Dylon Leonard chose Lt. Colonel Mark Carper. He said he felt overwhelmed at being named a Golden Cavalier and expressed gratitude for all the teachers in the audience.
“But when I thought of the teacher who made the greatest difference in my life, it was the man who has been with me every step of the way. He has taught me to work hard and love those you work hard with. He has shown me the meaning of brotherhood and to rely on the man next to you. He has instilled in me a work ethic and values I can rely on the rest of my life – honor, integrity and civil service,” said Leonard. “Values that have stood the test of time and are needed now more than ever. I can safely say I have spent more time with him than my family over the past four years. I hope to some day lead others as he has led me and instill the same work ethic and values and grow the next generation of leaders.”
Skyler Primm chose Teacher Shannon Dalton, who described him as a super efficient teacher’s aide.
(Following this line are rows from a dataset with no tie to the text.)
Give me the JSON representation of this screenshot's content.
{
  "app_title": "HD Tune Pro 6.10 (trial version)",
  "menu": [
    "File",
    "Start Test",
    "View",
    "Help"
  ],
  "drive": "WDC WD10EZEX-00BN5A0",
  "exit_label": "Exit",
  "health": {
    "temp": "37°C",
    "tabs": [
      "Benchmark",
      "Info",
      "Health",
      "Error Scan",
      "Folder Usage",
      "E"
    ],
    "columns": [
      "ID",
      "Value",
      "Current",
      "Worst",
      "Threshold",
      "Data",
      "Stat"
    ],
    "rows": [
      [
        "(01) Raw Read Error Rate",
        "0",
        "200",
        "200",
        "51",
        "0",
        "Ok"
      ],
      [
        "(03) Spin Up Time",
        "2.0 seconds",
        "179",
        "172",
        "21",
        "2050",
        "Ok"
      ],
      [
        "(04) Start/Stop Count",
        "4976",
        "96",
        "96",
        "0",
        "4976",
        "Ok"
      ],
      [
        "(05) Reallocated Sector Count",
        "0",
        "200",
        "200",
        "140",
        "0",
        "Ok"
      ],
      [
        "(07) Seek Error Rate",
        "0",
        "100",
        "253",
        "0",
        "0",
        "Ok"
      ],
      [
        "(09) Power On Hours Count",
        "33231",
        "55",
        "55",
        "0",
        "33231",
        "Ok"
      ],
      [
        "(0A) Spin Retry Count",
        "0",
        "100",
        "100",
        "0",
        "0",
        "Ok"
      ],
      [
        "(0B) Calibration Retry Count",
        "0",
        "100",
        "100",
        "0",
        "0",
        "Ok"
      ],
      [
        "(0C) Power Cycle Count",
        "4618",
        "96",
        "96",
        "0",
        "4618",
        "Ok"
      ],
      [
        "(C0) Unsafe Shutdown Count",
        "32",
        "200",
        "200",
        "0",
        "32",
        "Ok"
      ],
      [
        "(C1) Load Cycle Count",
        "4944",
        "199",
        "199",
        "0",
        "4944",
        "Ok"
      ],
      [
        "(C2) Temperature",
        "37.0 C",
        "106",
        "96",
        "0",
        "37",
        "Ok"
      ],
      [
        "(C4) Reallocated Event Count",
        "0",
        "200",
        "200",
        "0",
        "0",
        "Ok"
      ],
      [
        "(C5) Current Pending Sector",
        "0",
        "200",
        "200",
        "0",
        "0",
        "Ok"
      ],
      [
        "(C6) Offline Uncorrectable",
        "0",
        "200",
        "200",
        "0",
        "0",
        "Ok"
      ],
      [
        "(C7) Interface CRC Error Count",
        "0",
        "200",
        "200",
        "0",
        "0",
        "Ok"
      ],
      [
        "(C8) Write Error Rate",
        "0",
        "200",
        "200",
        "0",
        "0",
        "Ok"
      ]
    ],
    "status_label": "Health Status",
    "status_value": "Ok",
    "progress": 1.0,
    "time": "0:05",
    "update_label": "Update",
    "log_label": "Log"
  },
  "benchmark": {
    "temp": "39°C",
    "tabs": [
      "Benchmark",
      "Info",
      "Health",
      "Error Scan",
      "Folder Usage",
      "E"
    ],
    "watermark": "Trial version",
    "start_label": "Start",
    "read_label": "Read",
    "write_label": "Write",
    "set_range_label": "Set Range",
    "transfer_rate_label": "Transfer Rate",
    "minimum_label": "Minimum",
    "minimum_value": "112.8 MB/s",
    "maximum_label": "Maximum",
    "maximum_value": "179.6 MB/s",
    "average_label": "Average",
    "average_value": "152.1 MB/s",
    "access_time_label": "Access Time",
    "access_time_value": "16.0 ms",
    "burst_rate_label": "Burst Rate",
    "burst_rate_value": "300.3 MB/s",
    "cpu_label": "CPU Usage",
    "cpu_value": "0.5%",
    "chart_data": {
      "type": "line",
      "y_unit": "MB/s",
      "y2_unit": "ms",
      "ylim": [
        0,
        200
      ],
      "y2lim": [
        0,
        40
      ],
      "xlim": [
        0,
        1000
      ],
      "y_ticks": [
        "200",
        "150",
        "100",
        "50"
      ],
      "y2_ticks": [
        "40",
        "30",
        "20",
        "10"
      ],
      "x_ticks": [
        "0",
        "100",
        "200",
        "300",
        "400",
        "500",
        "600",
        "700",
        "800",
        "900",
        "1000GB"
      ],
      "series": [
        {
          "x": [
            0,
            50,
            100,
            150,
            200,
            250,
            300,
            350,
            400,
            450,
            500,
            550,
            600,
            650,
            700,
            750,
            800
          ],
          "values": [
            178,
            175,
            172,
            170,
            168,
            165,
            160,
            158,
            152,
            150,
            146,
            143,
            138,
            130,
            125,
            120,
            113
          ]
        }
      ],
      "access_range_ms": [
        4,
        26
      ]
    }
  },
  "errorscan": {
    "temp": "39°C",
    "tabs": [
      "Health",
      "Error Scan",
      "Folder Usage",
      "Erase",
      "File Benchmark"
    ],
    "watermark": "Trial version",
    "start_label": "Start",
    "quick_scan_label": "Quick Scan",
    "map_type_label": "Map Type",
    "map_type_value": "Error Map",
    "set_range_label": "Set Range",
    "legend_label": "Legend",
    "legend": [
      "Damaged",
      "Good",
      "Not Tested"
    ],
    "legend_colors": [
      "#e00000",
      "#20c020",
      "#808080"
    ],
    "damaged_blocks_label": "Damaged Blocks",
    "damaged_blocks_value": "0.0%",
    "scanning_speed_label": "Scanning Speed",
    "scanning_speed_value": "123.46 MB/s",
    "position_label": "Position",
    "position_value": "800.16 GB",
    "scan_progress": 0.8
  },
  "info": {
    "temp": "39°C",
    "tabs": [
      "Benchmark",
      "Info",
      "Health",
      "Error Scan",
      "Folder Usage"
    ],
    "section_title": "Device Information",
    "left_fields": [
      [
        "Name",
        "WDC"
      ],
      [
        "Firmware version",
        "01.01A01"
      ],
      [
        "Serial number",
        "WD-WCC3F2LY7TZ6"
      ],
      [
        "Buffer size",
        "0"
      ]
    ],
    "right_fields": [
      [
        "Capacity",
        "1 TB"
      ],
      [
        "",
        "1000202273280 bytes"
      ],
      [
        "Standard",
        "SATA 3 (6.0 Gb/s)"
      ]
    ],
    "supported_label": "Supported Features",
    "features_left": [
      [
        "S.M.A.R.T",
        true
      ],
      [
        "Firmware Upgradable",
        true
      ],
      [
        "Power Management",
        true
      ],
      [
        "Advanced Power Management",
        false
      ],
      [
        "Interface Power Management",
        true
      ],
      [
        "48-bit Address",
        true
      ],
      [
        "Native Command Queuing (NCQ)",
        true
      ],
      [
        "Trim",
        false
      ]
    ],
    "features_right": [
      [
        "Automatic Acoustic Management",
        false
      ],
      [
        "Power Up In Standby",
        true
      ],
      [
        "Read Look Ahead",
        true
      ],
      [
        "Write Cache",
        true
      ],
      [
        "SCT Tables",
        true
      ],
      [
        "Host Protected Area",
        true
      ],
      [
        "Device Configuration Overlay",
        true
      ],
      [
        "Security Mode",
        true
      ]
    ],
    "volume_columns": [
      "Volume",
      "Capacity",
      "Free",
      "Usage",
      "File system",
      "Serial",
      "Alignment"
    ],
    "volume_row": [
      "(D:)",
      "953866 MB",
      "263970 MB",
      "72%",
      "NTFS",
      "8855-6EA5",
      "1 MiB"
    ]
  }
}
He participates in the teacher cadet program and has served at CCMS.
“I’ve been with her since eleventh grade. I’ve been her student and her intern. I don’t really want to leave her to be honest. She’s been there for me and helped me with issues I couldn’t face alone. (He dealt with a death in the family.) I’m glad to say she is the best at what she does. I know teachers aren’t supposed to be your friends but I count on her. We talk about everything and I’m going to miss that too. When I graduate, I’m going to miss all the teachers here actually,” said Primm.
Paige Turman chose Teacher Randy Caudill. She admitted being in fear early on of learning mathematics.
“All through my school career, I’d managed to scrape by and pass math. It made zero sense to me. My first day of class I sat in the back with my head down and obeyed the rules. My heart was racing. How was I supposed to make it to eighth grade? The next day I sat panicked, hoping he would not call on me. He had to see my struggle because he left me alone and let me take it in. He saw my potential and helped me to see it as well and pushed me to keep trying,” Turman said. “For the first time in my life I found something I was really good at. He could not stump me. Midway through the semester he pulled me out of class and put me with a girl who normally sat alone. I was not ecstatic about his decision. I noticed she had no understanding at all of math. I was with a girl who was like me when I started. She was not like everyone else. She needed a friend first and foremost and one on one help. I helped through her every step. She had her light bulb moment. Between him and me we taught her math. We had a great time. One of the last things he taught us was to go above and beyond the call of duty and be stronger than we began.”
Caudill afterwards summed up what many educators in the audience apparently agreed with.
“I can remember Paige in the classroom. The tentative nature. Those students sit in the back. They try not to get your attention and do just enough so they don’t get called on. Here’s the beauty of what I heard. When they take ownership of their own learning and they get past their fear and finally take that chance, a transformation begins. A person on the outside would think she’s in seventh grade and has that much fear. Yes they do. The important thing is when they walk into a classroom it’s not how they walk in, it’s they walk out,” said Caudill. “It’s never been about passing SOL tests. It’s never been about making straight As. It’s being willing to do your part. When you see a child make that changes and they are different; you didn’t just help them in your class, you helped them get where they are going.”
David Broyles may be reached at 276-779-4013 or on Twitter@CarrollNewsDave.